I left the service thinking about light. If you’ve followed my blog, you know that 2019 was very far from being my best year; I’m sort of staggering up to the finish line, annoyed about all the time that got eaten by mental health struggles, looking forward to shutting the books on this year and hoping maybe for better things in 2020. I’ve wondered an awful lot about what I might actually have to offer, what kinds of constructive things I can do in a world that seems to need so overwhelmingly much. I’ve thought about how messed up I have felt, and still feel many times a day, and I’ve felt just tired and way out of the energetic and productive mainstream. At this time of year in particular, I know I’m definitely a far cry from those people who do have Norman Rockwell Christmases.
After the service, though, I was thinking about how, yes, maybe I can suspend disbelief for a while. Long enough to believe that I carry a light of my own, and I can do something with it in the world, in the days and years to come.
So whatever your Christmas Day looks like, I invite you to find the light in it, and in yourself. Know that it’s there. Honor it. If you’re like me and tend to find the flaws in what you have and who you are, try to suspend any disbelief you might have in your own power, and honor that too.

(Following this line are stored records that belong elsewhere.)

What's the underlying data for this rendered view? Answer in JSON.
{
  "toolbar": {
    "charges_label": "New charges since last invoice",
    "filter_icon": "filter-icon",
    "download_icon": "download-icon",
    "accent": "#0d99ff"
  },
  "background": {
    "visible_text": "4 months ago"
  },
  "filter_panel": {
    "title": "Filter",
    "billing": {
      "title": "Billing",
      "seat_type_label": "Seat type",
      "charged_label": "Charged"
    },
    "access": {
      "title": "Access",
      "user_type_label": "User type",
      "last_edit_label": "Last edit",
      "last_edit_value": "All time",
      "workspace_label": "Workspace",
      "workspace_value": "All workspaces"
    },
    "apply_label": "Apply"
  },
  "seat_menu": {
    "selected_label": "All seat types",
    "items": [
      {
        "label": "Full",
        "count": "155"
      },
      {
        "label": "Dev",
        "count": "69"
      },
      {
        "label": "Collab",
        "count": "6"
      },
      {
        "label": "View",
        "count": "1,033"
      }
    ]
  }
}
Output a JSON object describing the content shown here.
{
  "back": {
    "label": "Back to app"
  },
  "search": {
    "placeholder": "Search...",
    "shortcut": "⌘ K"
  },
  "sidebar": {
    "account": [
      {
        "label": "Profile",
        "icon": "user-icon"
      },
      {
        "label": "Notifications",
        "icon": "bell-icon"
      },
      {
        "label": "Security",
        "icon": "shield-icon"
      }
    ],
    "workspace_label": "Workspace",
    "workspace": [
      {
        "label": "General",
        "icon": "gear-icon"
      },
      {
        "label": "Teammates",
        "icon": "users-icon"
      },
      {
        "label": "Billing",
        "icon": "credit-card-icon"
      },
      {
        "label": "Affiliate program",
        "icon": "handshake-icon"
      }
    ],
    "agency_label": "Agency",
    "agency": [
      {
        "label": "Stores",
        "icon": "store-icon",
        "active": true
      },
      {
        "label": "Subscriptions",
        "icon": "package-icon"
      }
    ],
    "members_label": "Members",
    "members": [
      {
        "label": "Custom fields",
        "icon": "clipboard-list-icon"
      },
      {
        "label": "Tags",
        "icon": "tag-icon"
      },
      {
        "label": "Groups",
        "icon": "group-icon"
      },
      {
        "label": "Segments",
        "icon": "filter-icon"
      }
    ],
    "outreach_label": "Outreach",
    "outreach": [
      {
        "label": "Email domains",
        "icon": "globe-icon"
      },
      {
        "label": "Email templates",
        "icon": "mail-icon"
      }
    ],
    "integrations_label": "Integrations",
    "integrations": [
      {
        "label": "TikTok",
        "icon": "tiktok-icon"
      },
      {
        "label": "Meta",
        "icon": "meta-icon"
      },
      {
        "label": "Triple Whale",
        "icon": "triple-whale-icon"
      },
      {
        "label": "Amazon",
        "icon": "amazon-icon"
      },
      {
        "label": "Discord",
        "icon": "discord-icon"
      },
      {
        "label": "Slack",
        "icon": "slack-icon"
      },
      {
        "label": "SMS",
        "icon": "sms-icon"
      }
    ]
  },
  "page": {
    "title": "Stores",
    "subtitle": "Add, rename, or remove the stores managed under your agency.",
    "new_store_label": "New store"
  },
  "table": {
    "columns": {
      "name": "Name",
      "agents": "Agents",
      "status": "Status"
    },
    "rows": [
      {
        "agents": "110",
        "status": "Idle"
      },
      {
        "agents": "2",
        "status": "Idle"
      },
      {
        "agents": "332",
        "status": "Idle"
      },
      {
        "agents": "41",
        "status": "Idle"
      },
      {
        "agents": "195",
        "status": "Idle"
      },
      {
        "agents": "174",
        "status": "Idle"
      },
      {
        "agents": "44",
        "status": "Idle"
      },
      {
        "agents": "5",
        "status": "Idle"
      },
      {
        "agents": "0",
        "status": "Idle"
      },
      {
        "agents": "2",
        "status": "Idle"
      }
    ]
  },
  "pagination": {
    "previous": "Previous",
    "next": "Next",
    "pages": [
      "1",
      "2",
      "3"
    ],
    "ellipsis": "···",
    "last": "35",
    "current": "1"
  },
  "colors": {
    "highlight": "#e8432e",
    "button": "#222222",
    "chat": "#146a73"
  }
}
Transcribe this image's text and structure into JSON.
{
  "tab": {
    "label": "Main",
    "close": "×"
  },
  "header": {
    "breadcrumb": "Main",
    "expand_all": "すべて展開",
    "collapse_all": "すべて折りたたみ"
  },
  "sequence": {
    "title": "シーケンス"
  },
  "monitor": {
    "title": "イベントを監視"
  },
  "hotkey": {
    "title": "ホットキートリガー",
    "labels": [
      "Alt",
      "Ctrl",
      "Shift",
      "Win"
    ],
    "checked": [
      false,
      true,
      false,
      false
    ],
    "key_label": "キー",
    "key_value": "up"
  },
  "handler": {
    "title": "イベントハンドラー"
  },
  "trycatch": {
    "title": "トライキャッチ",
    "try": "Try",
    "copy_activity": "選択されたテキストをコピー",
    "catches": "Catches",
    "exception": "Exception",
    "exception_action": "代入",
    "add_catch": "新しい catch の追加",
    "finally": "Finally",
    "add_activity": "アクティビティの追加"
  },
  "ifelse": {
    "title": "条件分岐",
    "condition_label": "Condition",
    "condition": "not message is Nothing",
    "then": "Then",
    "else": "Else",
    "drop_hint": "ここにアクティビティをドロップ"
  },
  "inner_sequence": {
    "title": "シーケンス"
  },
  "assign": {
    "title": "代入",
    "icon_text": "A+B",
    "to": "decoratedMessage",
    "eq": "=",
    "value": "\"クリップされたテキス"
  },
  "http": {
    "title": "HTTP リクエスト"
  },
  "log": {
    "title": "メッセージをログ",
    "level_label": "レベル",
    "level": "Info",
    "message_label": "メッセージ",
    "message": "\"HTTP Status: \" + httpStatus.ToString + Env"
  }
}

As always, thanks for reading. Wishing you a day of peace and beauty, and all good things in the year to come.